The Green Line also took us to lots of interestingly designed modern buildings. Some of which take themselves just a bit too seriously. At this one, a faint sound, something between metal clicking and birds chirping, emanates from the space between the solid walls and the decorative outside. In a classic piece of art gobblegook, it’s said that “by using sound as if it were a material substance, [the creator] tries to substitute the image with sound and reduce the importance of vision in order to even out the balance of our perception”. Seriously, WTF??
We thought it looked like a giant lamington.
Almost but not quite so esoteric was this piece outside the University’s School of Polar Studies. Apparently it “offers a poetic and metaphorical vision” of the school’s work. Good grief.
This one we liked. An architectural design firm has in its courtyard an exact but gigantic copy of the principal architect’s measuring tape.
The historic Graslin Quarter is home to many elegant 19th century buildings.
But look closely and a number of them are sporting fun additions. Look again at the roof of the Opera House in the above photo. It’s all part of the annual art festival.
It’s also the prime shopping district for the city. Nantes claims it is the only city in the world where the name of a street has given birth to a verb. Rue Crebillon, known in the 1800s for its chic boutiques with lavish window displays, gifted the French language the word ‘crebillonner’ meaning ‘window shopping’.

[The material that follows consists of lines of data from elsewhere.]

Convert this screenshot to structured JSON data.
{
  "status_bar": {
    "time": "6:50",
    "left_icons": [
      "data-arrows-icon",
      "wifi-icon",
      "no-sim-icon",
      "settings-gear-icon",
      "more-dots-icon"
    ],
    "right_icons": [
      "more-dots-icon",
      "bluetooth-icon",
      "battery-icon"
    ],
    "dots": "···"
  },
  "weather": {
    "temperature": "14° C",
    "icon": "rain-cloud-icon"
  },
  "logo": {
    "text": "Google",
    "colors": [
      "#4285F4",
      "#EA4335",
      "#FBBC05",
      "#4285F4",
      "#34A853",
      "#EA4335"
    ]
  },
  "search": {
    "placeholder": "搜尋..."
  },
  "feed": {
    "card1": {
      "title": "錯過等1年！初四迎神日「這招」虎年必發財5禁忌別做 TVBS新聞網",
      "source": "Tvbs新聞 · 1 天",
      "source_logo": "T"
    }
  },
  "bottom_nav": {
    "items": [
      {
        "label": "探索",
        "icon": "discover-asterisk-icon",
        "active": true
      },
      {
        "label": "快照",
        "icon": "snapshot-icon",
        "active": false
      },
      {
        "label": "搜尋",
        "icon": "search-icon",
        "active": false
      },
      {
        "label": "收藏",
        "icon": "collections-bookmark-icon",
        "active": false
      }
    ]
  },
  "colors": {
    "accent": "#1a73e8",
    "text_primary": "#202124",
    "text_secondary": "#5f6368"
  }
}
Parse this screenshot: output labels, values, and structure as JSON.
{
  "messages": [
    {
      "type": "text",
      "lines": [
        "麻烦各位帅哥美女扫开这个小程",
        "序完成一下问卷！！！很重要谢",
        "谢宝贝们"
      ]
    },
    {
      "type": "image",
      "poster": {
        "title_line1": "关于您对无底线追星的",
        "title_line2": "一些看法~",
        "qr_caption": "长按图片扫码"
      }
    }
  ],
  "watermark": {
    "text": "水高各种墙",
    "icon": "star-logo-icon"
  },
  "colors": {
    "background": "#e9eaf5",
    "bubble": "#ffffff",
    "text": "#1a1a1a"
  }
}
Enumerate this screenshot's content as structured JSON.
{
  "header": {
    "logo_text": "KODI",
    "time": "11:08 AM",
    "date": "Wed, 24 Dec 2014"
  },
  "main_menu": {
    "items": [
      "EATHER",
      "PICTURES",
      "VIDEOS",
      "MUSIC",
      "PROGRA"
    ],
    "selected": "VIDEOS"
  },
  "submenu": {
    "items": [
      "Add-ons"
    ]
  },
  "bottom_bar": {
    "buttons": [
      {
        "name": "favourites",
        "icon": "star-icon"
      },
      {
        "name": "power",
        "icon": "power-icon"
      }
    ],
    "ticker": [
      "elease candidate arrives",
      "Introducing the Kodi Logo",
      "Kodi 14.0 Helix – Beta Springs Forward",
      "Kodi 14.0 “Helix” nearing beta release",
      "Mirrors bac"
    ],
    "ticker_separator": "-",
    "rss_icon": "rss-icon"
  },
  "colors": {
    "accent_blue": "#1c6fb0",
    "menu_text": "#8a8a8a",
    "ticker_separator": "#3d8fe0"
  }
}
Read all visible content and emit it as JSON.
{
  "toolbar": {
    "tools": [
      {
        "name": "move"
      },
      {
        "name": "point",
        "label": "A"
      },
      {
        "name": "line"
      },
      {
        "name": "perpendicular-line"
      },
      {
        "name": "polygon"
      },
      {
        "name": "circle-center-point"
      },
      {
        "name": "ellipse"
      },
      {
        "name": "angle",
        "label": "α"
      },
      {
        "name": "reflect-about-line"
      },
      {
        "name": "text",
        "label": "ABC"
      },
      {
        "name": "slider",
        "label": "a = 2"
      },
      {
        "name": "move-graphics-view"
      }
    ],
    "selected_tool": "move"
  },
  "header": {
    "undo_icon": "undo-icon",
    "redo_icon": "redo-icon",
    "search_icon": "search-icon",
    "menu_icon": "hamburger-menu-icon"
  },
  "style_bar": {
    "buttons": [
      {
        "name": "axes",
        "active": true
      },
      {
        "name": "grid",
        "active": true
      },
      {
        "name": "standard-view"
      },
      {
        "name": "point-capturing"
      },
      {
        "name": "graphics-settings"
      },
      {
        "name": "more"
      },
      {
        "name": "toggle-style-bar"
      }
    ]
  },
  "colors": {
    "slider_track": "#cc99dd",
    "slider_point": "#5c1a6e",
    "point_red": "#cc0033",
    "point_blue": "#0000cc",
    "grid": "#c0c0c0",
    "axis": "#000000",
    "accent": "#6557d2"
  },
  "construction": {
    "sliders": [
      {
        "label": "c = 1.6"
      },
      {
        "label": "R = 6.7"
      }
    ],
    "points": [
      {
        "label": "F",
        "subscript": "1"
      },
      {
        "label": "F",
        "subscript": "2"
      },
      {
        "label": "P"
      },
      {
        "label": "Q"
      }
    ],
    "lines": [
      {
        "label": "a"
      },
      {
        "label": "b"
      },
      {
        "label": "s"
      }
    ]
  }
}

Paris is famous for its covered passages, but the Passage Pommeraye in Nantes is a rare thing indeed – a three storey covered passage. Built in 1843, it is also a clever piece of design. It links two streets on a steep slope but the internal configuration makes it appear to be on one level. It’s beautiful.
And full of quirky shops. Raccoon fur swimwear, anyone?
Shopping addicts couldn’t get any closer than staying in Micr’Home. Perched five metres off the ground in the lane next to Passage Pommeraye, what may well be the world’s tiniest apartment is available for rent. It is comprised of three 2 metre wide floors, a total of just 26 square metres including a living room/kitchen, bedroom and bathroom.
Nantes also has some really great restaurants and a swag of classic bistros. How could you not be impressed with a city that’s got a restaurant dedicated to potato just a block from one specialising in pork? Sounds like a collaboration waiting to happen.
Outdoor Christmas markets were in full swing. France was in the World Cup final. Bars were packed and there was a festive atmosphere, until they lost by one point in extra time. Maybe next time.
Nantes was a fun city. We came to see an elephant and discovered so much more.